The past year has been a good year for policies that ensure everyone can access the Internet on fair, open, and competitive terms.

We believe that there is almost nothing more important that policymakers can do to help the startup economy than work to improve the country’s Internet ecosystem. Broadband Internet access is the central input in virtually all of the incredible growth in the nation’s tech sector. The past year has been a good year for policies that ensure everyone can access the Internet on fair, open, and competitive terms. From net neutrality to the breakdown of the Comcast-Time Warner merger, the FCC is working hard on behalf of the Internet economy to prevent an already top-heavy ISP marketplace from getting a lot worse.

While these policies are hugely important to the continued success of the startup economy, we still have a long way to go to fix the lack of competitive choices for broadband access. These massive companies still wield control over nearly all the inputs to broadband competition, including high-capacity broadband lines. Every smartphone, tablet, laptop, desktop, telephone, credit card reader and ATM must use one of these incumbent-controlled paths to get to the Internet. And these providers can charge whatever they want because they hold near total geographic monopolies. Consumers and businesses simply have no choice.

Without adequate competition, the dominant ISPs have no incentive to invest in deploying new networks or upgrading existing networks.
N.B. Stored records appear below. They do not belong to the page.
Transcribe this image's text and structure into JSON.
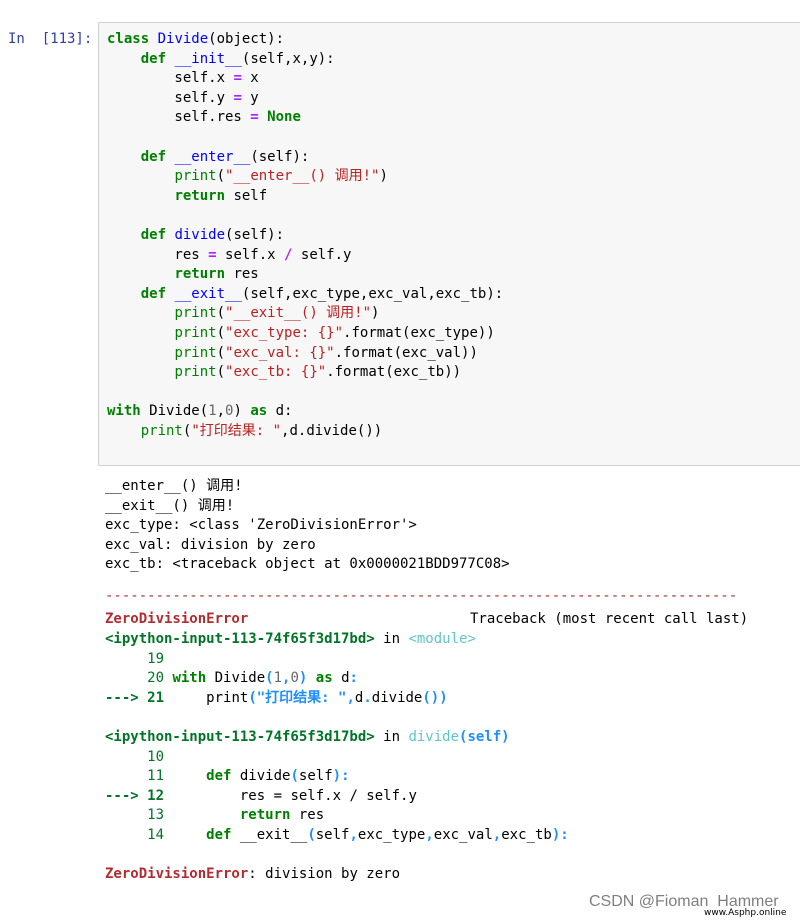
{
  "cell": {
    "prompt": "In  [113]:",
    "code": {
      "l1": [
        "class",
        " ",
        "Divide",
        "(object):"
      ],
      "l2": [
        "    ",
        "def",
        " ",
        "__init__",
        "(self,x,y):"
      ],
      "l3": [
        "        self.x ",
        "=",
        " x"
      ],
      "l4": [
        "        self.y ",
        "=",
        " y"
      ],
      "l5": [
        "        self.res ",
        "=",
        " ",
        "None"
      ],
      "l7": [
        "    ",
        "def",
        " ",
        "__enter__",
        "(self):"
      ],
      "l8": [
        "        ",
        "print",
        "(",
        "\"__enter__() 调用!\"",
        ")"
      ],
      "l9": [
        "        ",
        "return",
        " self"
      ],
      "l11": [
        "    ",
        "def",
        " ",
        "divide",
        "(self):"
      ],
      "l12": [
        "        res ",
        "=",
        " self.x ",
        "/",
        " self.y"
      ],
      "l13": [
        "        ",
        "return",
        " res"
      ],
      "l14": [
        "    ",
        "def",
        " ",
        "__exit__",
        "(self,exc_type,exc_val,exc_tb):"
      ],
      "l15": [
        "        ",
        "print",
        "(",
        "\"__exit__() 调用!\"",
        ")"
      ],
      "l16": [
        "        ",
        "print",
        "(",
        "\"exc_type: {}\"",
        ".format(exc_type))"
      ],
      "l17": [
        "        ",
        "print",
        "(",
        "\"exc_val: {}\"",
        ".format(exc_val))"
      ],
      "l18": [
        "        ",
        "print",
        "(",
        "\"exc_tb: {}\"",
        ".format(exc_tb))"
      ],
      "l20": [
        "with",
        " Divide(",
        "1",
        ",",
        "0",
        ") ",
        "as",
        " d:"
      ],
      "l21": [
        "    ",
        "print",
        "(",
        "\"打印结果: \"",
        ",d.divide())"
      ]
    }
  },
  "output": {
    "stdout": [
      "__enter__() 调用!",
      "__exit__() 调用!",
      "exc_type: <class 'ZeroDivisionError'>",
      "exc_val: division by zero",
      "exc_tb: <traceback object at 0x0000021BDD977C08>"
    ],
    "separator": "---------------------------------------------------------------------------",
    "error_name": "ZeroDivisionError",
    "traceback_header": "Traceback (most recent call last)",
    "frame1": {
      "file": "<ipython-input-113-74f65f3d17bd>",
      "in_word": " in ",
      "location": "<module>",
      "l19": "     19",
      "l20_no": "     20 ",
      "l20": [
        "with",
        " Divide",
        "(",
        "1",
        ",",
        "0",
        ")",
        " ",
        "as",
        " d",
        ":"
      ],
      "arrow": "---> 21",
      "l21": [
        "     print",
        "(",
        "\"打印结果: \"",
        ",",
        "d",
        ".",
        "divide",
        "(",
        ")",
        ")"
      ]
    },
    "frame2": {
      "file": "<ipython-input-113-74f65f3d17bd>",
      "in_word": " in ",
      "location": "divide",
      "location_args": "(self)",
      "l10": "     10",
      "l11_no": "     11     ",
      "l11": [
        "def",
        " divide",
        "(",
        "self",
        ")",
        ":"
      ],
      "arrow": "---> 12",
      "l12": "         res = self.x / self.y",
      "l13_no": "     13         ",
      "l13": [
        "return",
        " res"
      ],
      "l14_no": "     14     ",
      "l14": [
        "def",
        " __exit__",
        "(",
        "self",
        ",",
        "exc_type",
        ",",
        "exc_val",
        ",",
        "exc_tb",
        ")",
        ":"
      ]
    },
    "final_error_name": "ZeroDivisionError",
    "final_error_msg": ": division by zero"
  },
  "watermark": {
    "text": "CSDN @Fioman_Hammer",
    "domain": "www.Asphp.online"
  }
}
Without adequate competition, these dominant ISPs have no incentive to invest in deploying new networks or upgrading existing networks. They use their monopolies to overcharge American businesses by at least $10 billion a year, amounting to an average annual profit of over 100 percent, and instead of investing it back into their network as they’ve said they would time and time again, they use these funds to purchase other companies. This only further consolidates the market, and leaves us with fewer tools with which to innovate, chilling the prospect of attracting capital for those innovations. It’s a hard thing to explain in Silicon Valley as the startups Engine works with must innovate and compete each and every day in order to stay in business.
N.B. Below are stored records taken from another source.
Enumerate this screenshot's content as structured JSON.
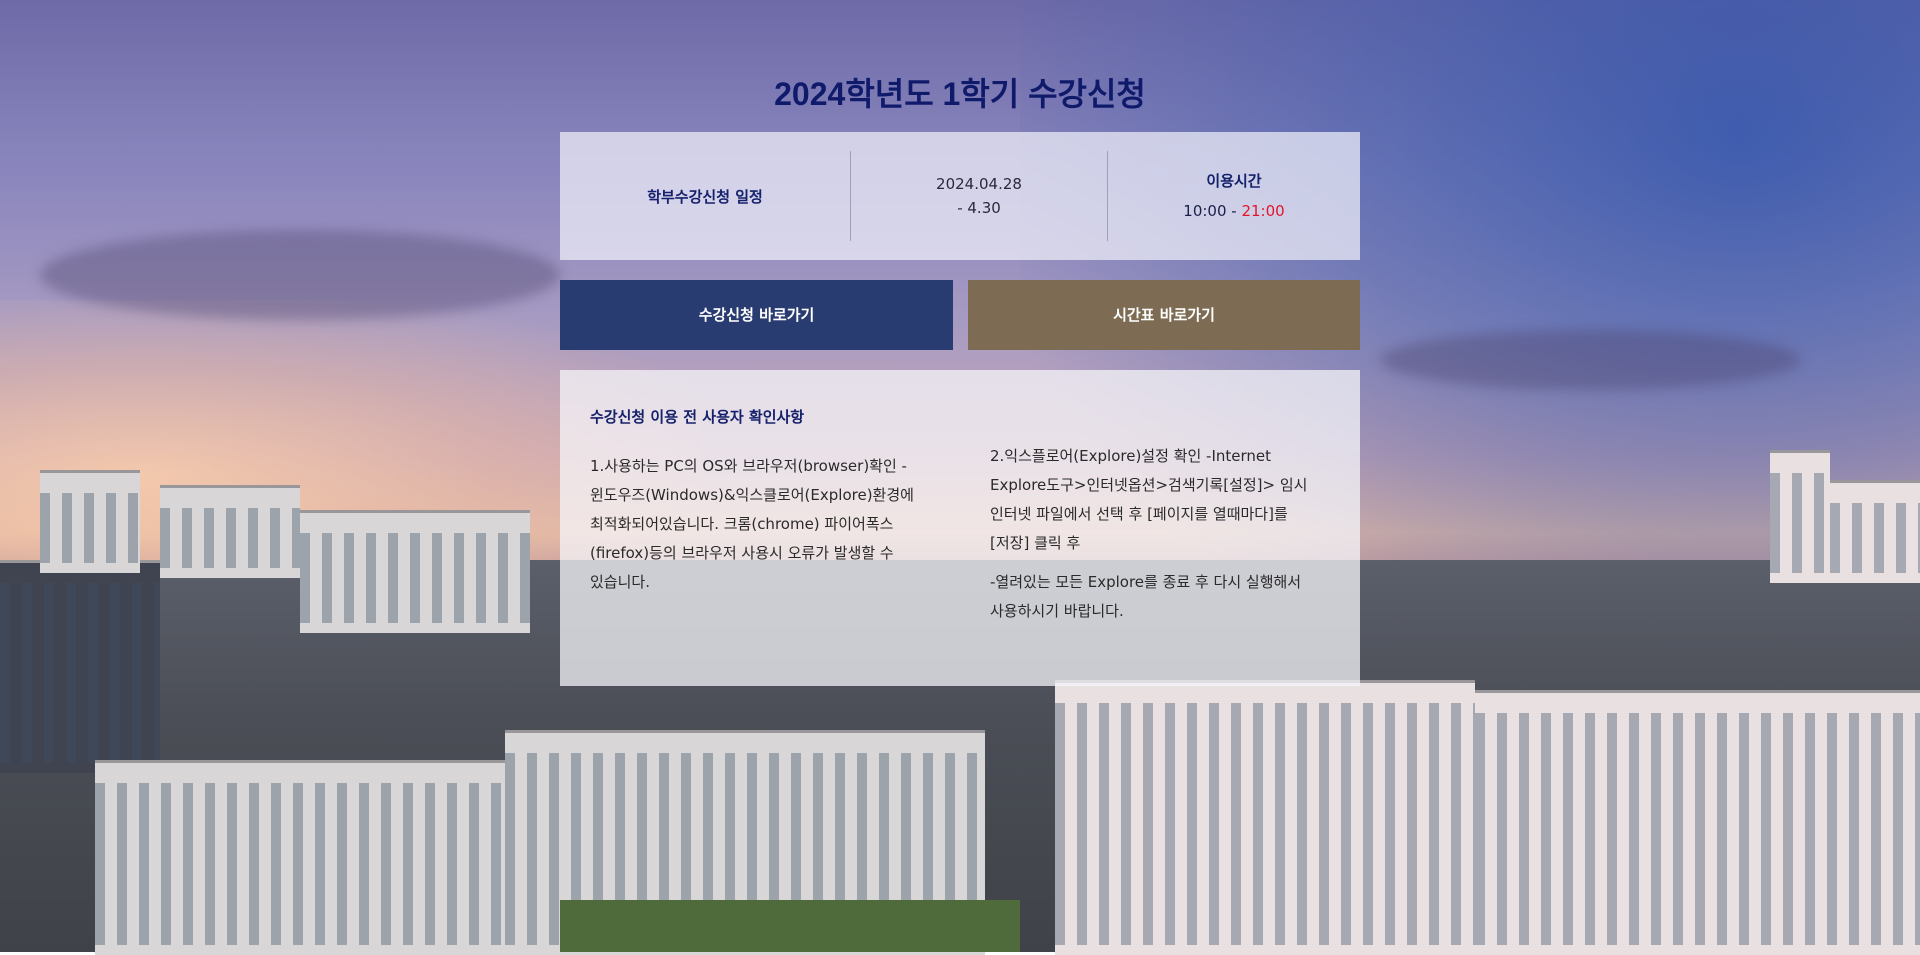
{
  "page": {
    "title": "2024학년도 1학기 수강신청"
  },
  "schedule": {
    "label": "학부수강신청 일정",
    "date_line1": "2024.04.28",
    "date_line2": "- 4.30",
    "hours_label": "이용시간",
    "hours_start": "10:00 - ",
    "hours_end": "21:00",
    "hours_end_color": "#e5142b"
  },
  "buttons": {
    "registration": "수강신청 바로가기",
    "timetable": "시간표 바로가기"
  },
  "notice": {
    "title": "수강신청 이용 전 사용자 확인사항",
    "item1": "1.사용하는 PC의 OS와 브라우저(browser)확인 -윈도우즈(Windows)&익스클로어(Explore)환경에 최적화되어있습니다. 크롬(chrome) 파이어폭스(firefox)등의 브라우저 사용시 오류가 발생할 수 있습니다.",
    "item2": "2.익스플로어(Explore)설정 확인 -Internet Explore도구>인터넷옵션>검색기록[설정]> 임시 인터넷 파일에서 선택 후 [페이지를 열때마다]를 [저장] 클릭 후",
    "item3": "-열려있는 모든 Explore를 종료 후 다시 실행해서 사용하시기 바랍니다."
  },
  "colors": {
    "title": "#0f1a6b",
    "primary_button": "#293c71",
    "secondary_button": "#7d6c53"
  }
}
When it comes to startups, every single dollar counts, and the cost of carrying the exorbitant prices for broadband access is a real deterrent. A recent report from the Internet Innovation Alliance found that access to quality broadband can save startups an average of $16,000 annually. For the archetypal young students starting a business in their parents’ garage, $16,000 makes all the difference between moving forward with their dream or throwing in the towel. Increasing competition ensures America’s entrepreneurs can use their limited funds building their businesses, rather than lining the pockets of a few huge incumbents.

We urge the FCC and Chairman Wheeler to ensure that our voices are heard, and that real reform happens now.

This is precisely why we’ve joined with a broad sector of the broadband world to help cure the underlying “disease” of this control over broadband access. The campaign is called Competify, and while the branding is lighthearted, the message is very serious. Better, faster and more affordable broadband networks fuel the startup economy, and the only way we’ll get there is through more competition. And we need policymakers to help to us do it.

Chairman Wheeler has repeatedly indicated his intention to bring much-needed relief to the American businesses struggling under the weight of these overcharges, and we fully support him. This relief will lower the costs of launching businesses, which will lead to a cycle of more startups, more jobs, and more innovation. It is time for the FCC to finish the job it has so admirably taken on: Building a robust, competitive Internet economy.

We urge the FCC and Chairman Wheeler to ensure that our voices are heard, and that real reform happens now. America’s entrepreneurs are counting on it.


Evan Engstrom is the policy director at Engine, a nonprofit that supports the growth of technology entrepreneurship through economic research, policy analysis and advocacy on local and national issues. Reach him @evanmengstrom.

This article originally appeared on Recode.net.